Excerpts from an interface dataset:
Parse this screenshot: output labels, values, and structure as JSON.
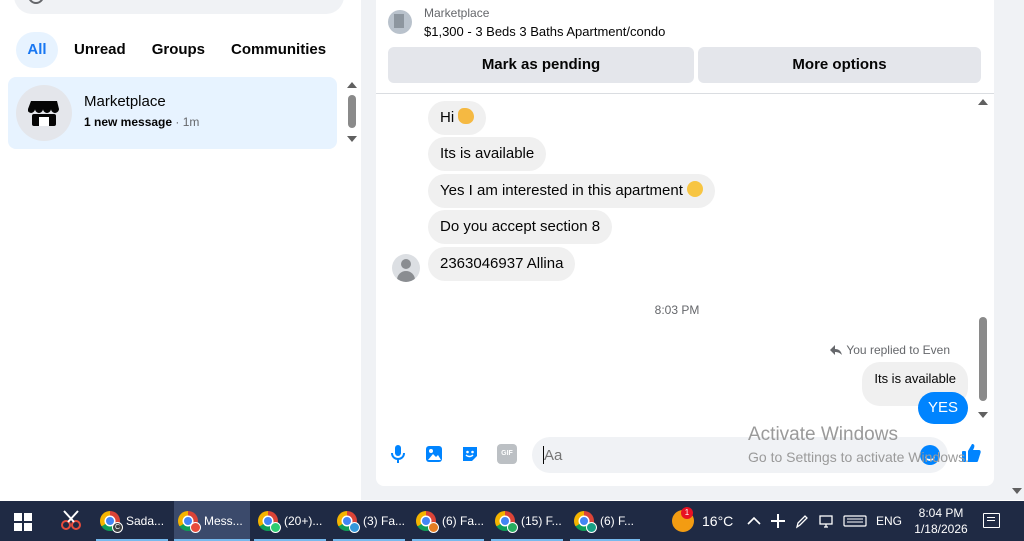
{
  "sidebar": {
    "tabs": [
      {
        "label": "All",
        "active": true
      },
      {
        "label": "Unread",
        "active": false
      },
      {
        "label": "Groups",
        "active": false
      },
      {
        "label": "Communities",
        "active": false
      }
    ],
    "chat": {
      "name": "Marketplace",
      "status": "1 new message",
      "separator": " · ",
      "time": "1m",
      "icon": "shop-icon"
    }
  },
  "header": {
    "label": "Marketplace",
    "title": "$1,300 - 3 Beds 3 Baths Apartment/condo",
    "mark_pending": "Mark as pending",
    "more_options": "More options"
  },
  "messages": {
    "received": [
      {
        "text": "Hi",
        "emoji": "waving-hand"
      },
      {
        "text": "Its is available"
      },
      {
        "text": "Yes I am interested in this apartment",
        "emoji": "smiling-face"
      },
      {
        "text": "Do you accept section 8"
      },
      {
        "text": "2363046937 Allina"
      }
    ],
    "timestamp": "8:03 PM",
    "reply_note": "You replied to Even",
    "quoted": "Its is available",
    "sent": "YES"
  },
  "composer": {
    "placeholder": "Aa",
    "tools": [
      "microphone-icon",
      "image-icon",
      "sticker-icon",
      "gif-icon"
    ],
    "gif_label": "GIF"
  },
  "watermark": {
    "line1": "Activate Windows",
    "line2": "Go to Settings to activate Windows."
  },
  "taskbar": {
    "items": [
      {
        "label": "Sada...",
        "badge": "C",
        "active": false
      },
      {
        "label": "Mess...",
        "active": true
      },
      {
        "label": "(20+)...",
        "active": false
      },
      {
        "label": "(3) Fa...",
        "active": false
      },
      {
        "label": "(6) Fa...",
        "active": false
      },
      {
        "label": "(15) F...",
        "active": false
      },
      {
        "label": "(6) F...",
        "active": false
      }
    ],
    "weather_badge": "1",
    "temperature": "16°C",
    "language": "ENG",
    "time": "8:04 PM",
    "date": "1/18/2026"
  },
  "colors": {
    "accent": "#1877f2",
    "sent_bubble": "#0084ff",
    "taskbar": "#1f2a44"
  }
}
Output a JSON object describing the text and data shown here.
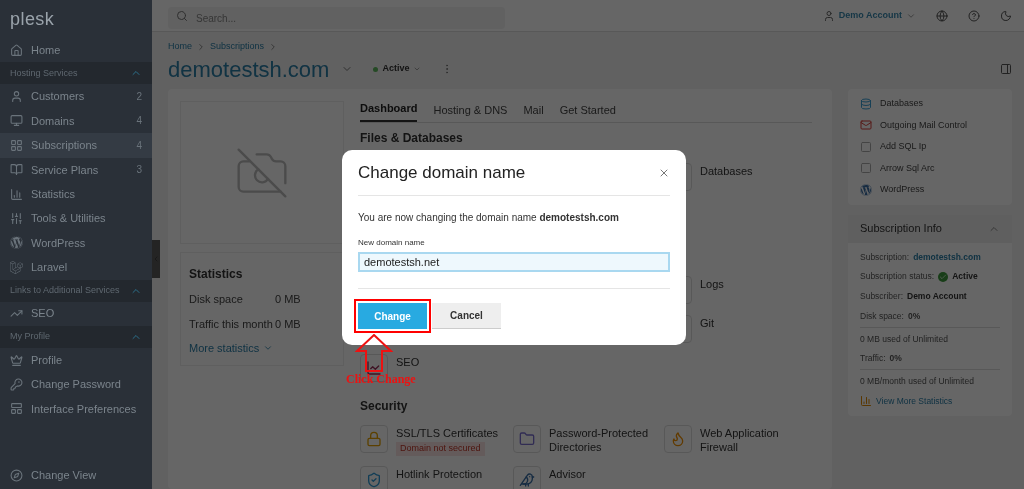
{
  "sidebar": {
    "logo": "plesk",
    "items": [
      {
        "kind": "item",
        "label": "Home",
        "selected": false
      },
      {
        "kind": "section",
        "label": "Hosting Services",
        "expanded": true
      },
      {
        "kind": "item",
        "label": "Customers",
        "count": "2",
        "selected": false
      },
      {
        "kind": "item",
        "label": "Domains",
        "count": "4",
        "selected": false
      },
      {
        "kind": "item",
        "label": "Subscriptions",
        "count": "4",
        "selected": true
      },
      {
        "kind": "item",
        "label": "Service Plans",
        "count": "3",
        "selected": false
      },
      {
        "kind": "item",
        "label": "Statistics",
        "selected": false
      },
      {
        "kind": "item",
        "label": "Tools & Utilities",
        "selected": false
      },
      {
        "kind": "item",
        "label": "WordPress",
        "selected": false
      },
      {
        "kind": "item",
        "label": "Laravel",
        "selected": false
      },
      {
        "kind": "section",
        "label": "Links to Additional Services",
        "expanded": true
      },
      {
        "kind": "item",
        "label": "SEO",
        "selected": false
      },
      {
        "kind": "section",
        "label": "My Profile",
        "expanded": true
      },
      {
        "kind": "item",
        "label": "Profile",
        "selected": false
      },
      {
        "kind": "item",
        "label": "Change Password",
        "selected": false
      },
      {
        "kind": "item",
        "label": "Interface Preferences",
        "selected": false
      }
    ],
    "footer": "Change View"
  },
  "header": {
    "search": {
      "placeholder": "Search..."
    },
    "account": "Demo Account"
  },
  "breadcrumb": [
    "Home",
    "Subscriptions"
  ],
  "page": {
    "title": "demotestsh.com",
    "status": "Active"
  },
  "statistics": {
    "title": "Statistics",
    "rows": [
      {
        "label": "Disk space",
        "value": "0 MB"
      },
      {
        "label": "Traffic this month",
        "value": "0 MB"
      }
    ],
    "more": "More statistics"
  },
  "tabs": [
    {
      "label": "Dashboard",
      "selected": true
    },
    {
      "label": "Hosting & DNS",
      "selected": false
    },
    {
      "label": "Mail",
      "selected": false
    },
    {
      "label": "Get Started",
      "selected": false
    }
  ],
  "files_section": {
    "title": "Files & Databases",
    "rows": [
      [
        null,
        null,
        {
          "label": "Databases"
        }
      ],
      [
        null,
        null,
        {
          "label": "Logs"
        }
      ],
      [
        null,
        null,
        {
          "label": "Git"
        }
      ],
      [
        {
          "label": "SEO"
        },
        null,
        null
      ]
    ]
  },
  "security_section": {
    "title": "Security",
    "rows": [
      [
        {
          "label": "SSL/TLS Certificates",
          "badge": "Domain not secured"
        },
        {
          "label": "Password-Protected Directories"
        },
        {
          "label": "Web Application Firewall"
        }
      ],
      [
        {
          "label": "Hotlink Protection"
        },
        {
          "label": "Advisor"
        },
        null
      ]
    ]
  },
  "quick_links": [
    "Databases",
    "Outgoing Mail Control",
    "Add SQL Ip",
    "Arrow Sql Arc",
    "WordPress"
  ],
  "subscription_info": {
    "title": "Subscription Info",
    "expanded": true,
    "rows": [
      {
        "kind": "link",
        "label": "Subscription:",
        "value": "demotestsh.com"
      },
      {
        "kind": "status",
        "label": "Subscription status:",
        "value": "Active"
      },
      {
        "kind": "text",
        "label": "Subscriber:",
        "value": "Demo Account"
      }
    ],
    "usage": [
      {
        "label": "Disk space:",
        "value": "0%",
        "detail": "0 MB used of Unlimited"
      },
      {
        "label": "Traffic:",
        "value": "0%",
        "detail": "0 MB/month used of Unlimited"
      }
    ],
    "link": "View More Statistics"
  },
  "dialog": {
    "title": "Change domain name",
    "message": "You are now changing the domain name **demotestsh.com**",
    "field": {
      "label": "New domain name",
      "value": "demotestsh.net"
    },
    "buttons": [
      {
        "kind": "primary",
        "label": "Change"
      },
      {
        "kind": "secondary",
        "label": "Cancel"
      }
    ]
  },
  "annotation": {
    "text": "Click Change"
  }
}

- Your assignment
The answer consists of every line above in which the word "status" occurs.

- Solution for this exercise
      "status": "1 new message",
    "status": "Active"
        "kind": "status",
        "label": "Subscription status:",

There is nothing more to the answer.